Directions for this task -
Each line in the listing below that contains "body" should be returned.

Records for processing -
____________
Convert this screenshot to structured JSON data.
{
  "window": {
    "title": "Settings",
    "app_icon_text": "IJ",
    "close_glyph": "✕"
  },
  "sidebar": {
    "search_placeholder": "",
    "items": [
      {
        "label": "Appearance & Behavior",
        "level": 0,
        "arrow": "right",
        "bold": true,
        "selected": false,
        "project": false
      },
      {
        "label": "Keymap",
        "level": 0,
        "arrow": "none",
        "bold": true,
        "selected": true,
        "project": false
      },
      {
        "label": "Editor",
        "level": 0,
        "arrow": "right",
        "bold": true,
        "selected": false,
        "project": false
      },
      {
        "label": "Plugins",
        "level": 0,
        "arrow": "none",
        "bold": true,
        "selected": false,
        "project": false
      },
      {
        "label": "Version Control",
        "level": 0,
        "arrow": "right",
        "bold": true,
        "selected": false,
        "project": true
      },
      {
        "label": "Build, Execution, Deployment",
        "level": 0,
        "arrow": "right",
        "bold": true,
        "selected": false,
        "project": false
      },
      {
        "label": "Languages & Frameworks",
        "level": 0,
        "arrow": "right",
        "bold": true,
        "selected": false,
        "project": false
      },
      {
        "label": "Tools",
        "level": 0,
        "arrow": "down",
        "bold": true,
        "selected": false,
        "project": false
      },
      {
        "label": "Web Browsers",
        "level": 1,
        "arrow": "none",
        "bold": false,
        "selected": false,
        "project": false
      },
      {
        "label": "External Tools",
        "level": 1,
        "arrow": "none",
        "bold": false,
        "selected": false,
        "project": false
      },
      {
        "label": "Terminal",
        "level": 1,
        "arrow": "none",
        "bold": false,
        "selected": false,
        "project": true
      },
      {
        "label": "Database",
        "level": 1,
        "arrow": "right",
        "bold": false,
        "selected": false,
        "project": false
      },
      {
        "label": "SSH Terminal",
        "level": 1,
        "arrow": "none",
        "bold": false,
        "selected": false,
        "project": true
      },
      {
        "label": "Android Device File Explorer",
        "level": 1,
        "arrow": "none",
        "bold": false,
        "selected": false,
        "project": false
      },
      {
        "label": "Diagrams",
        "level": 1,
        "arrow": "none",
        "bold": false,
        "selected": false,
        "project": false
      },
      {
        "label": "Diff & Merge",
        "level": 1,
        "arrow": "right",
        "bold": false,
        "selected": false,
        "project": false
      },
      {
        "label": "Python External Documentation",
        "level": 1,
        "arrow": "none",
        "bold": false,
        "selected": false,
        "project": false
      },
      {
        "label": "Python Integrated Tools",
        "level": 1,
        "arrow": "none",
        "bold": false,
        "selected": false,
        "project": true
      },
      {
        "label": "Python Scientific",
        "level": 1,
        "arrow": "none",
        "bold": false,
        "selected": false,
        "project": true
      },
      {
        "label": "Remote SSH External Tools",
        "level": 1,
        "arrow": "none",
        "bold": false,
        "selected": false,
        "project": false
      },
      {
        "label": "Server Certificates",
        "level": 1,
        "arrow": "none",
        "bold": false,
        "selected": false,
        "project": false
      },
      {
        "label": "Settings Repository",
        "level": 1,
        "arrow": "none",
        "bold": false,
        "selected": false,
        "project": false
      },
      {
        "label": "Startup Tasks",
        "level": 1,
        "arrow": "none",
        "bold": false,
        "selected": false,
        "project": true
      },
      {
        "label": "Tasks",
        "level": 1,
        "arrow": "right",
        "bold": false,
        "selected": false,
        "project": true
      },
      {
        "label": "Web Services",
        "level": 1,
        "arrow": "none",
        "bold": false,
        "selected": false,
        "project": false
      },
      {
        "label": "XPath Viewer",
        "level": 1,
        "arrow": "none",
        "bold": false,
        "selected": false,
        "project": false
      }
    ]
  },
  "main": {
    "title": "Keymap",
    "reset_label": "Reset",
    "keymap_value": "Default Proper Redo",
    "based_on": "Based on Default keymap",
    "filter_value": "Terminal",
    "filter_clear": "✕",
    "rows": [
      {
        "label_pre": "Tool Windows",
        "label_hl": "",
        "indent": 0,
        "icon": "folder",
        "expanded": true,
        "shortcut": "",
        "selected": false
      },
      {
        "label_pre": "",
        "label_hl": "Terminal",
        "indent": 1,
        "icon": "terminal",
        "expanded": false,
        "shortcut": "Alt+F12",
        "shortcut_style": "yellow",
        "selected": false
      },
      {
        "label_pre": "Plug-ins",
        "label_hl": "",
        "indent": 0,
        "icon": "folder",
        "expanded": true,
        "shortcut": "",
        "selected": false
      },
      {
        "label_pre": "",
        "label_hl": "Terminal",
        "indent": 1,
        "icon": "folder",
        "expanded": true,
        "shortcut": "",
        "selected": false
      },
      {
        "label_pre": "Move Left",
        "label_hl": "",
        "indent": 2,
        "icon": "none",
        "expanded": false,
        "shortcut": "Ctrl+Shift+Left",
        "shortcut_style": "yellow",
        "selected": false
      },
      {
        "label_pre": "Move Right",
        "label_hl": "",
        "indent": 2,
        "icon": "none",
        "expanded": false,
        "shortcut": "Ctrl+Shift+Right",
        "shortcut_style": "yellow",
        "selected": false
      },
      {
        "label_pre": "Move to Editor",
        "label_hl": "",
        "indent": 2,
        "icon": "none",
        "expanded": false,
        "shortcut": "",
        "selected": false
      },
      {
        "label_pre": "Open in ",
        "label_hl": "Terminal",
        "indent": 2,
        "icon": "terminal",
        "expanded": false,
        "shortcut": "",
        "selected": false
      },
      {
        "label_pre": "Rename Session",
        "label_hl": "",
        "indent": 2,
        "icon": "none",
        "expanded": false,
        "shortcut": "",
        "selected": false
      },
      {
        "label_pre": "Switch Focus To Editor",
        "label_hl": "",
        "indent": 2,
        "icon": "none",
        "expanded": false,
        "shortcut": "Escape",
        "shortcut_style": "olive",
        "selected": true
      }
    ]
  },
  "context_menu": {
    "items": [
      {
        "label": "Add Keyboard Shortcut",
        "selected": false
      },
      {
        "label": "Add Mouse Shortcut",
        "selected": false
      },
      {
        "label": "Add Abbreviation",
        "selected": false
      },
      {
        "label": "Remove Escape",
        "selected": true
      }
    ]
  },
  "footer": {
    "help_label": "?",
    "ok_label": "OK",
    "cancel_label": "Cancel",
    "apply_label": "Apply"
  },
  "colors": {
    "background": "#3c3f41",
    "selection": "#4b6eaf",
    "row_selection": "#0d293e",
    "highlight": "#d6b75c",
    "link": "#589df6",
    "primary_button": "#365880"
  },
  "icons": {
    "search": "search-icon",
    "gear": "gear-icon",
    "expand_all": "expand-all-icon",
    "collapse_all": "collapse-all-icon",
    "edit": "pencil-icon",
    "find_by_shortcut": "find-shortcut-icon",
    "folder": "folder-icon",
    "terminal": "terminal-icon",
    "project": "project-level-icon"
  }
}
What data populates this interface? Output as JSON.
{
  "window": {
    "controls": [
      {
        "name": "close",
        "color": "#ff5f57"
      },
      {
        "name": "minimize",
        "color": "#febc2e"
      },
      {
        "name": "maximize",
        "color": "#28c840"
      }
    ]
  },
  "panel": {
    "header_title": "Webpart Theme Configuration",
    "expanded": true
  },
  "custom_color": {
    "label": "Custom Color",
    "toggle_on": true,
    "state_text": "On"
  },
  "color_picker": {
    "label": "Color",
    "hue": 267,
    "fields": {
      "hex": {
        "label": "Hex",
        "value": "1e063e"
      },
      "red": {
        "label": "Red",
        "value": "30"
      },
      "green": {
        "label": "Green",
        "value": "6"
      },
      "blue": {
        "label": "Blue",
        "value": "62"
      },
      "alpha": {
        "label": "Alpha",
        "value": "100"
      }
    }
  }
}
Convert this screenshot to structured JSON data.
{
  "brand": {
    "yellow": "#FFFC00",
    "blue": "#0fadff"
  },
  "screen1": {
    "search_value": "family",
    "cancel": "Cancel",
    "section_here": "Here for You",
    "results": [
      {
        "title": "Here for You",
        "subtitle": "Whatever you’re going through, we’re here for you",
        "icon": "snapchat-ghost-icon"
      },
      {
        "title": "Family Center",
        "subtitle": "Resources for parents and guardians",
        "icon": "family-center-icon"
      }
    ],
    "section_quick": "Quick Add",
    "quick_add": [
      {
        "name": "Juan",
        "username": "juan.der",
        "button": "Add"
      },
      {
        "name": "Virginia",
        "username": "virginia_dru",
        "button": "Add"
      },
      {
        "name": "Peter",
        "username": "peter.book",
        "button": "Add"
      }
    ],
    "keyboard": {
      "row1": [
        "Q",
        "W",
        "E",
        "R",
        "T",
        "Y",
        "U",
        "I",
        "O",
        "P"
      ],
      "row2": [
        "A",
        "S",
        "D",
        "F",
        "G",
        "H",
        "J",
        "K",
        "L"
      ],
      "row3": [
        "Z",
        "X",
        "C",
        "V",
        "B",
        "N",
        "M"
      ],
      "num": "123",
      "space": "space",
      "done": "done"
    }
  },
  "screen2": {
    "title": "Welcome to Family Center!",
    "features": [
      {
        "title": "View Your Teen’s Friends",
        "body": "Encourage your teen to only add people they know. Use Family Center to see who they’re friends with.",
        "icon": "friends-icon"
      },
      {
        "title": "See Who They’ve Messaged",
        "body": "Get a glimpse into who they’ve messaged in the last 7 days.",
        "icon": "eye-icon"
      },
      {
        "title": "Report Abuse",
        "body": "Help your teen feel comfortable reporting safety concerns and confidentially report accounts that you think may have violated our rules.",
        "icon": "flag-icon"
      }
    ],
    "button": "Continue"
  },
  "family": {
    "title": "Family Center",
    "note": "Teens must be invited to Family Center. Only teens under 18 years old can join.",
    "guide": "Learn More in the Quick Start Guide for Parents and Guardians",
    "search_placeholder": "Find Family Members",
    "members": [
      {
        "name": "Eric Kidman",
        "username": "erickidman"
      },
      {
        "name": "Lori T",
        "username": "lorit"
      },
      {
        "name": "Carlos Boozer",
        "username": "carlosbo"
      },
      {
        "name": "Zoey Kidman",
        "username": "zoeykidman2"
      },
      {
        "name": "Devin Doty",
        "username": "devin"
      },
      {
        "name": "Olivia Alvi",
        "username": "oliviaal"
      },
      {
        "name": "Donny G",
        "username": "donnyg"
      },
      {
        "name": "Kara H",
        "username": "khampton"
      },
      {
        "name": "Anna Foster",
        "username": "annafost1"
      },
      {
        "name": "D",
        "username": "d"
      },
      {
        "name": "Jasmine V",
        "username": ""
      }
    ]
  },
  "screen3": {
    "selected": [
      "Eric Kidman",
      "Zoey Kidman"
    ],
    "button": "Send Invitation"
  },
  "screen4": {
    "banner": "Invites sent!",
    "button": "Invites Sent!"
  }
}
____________
Answer box -
        "body": "Encourage your teen to only add people they know. Use Family Center to see who they’re friends with.",
        "body": "Get a glimpse into who they’ve messaged in the last 7 days.",
        "body": "Help your teen feel comfortable reporting safety concerns and confidentially report accounts that you think may have violated our rules.",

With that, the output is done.